As COVID-19 continues to develop, here at PastureMap we wanted to check in with a message of care for our community. Rest assured that all our operations will continue - we are fortunate to be a remote team that is already working from home in California and Texas. CK will be continue to be available for all PastureMap operations and support.
We know that the vast majority of our ranching customers are small businesses, and we were thinking of how we can support our community at this time. I wanted to offer some ideas - as a fellow small business owner, and also as a tech startup that works remotely.
Preserve cash: Small businesses - most of us - are hardest hit during economic downturns. On a personal note, my career began in 2008, focused on corporate restructuring and recovery in the wake of the global financial crisis, which imprinted these lessons in me: Cut early, cut fast, and preserve cash - these are the keys to survival and resilience post-crisis.
Some of you may have seen the Black Swan Medium post circulating from Sequoia Capital. It includes my favorite quote about regenerative business: "In some ways, business mirrors biology. As Darwin surmised, those who survive 'are not the strongest or the most intelligent, but the most adaptable to change.' "
Consider farm-to-consumer direct marketing: Even as I wrote this, SF issued shelter-in-place guidance for the next 3 weeks. Those of our ranchers supplying grassfed products to restaurants and corporate catering will be hard-hit. The silver lining: self-quarantining is likely to accelerate adoption of direct-to-consumer food delivery.
Ranchers have nutrient-dense, high quality, packaged and frozen meat products ready to ship! We encourage all our shareholders, investors, and community members to buy direct from farmers and stock up your freezers with delicious meat.
For producers, if you've been on the fence about online / direct marketing, this is perhaps your time to shine. A crisis produces dramatic shifts in behavior. This might be the time to shift business models. Our friends at GrazeCart (Seven Sons) are supporting ranchers with free coaching online over the next two weeks about direct marketing, helping farms to move into online marketing.

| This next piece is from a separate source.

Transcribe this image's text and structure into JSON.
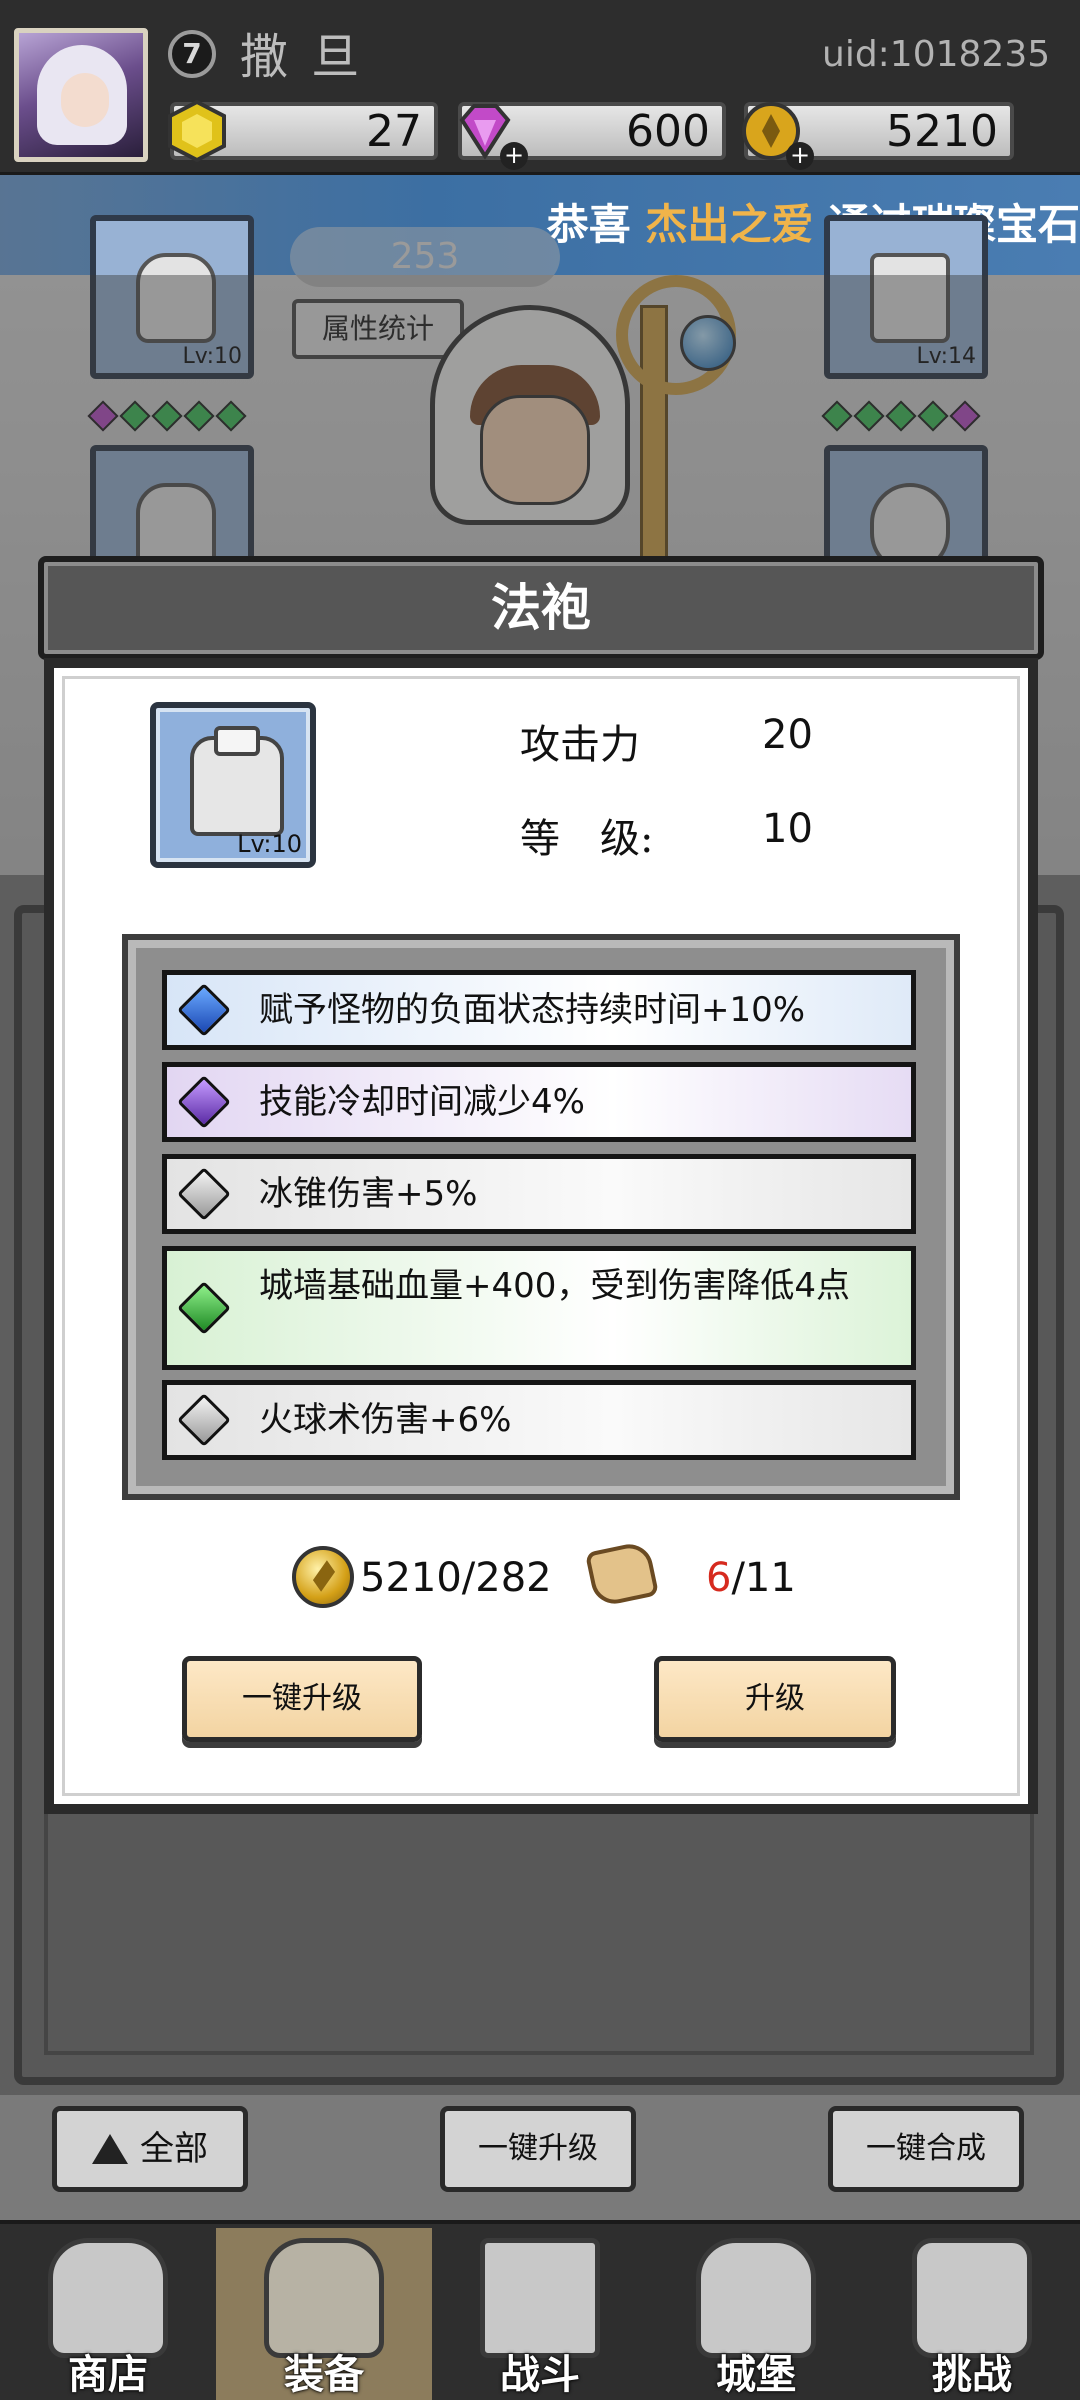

Check in with community: Those in rural communities know best how to check in with each other before, during, and after a storm. I'm preaching to the choir here, but community is the most reliable way to care for each other when systems fail.
Checking in has the added benefit of relieving anxiety from social isolation, and reassuring ourselves of our interconnected nature. I enjoyed this piece about how disasters often bring out the best of humanity. Let's continue to check in with our communities, wherever we are, as we prepare to weather this storm.
Tips on working remotely: most of our ranchers have no problem with "social distancing"! However, we know many of your spouses and family members have town jobs, and might be adapting to working remotely. Some of our remote-work practices at PastureMap include:
- Make a routine - we have a daily morning "standup" meeting to create structure. On Mondays and Fridays we start with personal check-ins, no work talk, to keep a pulse on team wellness
- Structure breaks: Focusing on desk work for 25 mins at a time, and setting alarms to get up and stretch. 20 jumping jacks every break is a great way to get blood flowing.
- Setting very clear boundaries with family members where "the office" room is, and clearly separating "family time" and "work time". Scheduling work time in Google calendar is not a bad idea.
- Shutting off notifications on all the apps on our phones - in addition to creating anxiety, studies show that interruptions take 23 minutes to get back into mental flow, making us less productive.
- Get out in nature! CK says, "When working from home, I find it really helps to schedule regular stretch breaks, walk my two dogs outside, and just clear my head whenever I can feel myself lagging."
- We also loved this post from Doniga Markegard on washing your hands in healthy soil (in addition to soap) to ground ourselves and reconnect with healthy microbial life.
Nurture mental health: Social isolation can be difficult for mental health - even with all the tech tools we have to stay connected. Compound that with the existing stress of running a small business, more family members WFH under one roof, and economic uncertainty...
One UCSF study found that 70% of entrepreneurs (aka small business owners) report depression and mental health struggles. It is so common as to be almost an occupational hazard. Whether it's using an old-fashioned alarm instead of checking your phone first thing, gratitude journaling, meditations, taking a walk, gardening - make time for yourselves first. Self care is not self-indulgence, it is a leadership skill. It helps us as leaders show up better for everyone else during a crisis.
We're glad to be part of this regenerative community of business owners, who know deeply the value of adaptive management, keeping our social "soil" healthy, and the power of relationships in resilience. Let's continue to take good care of ourselves and each other.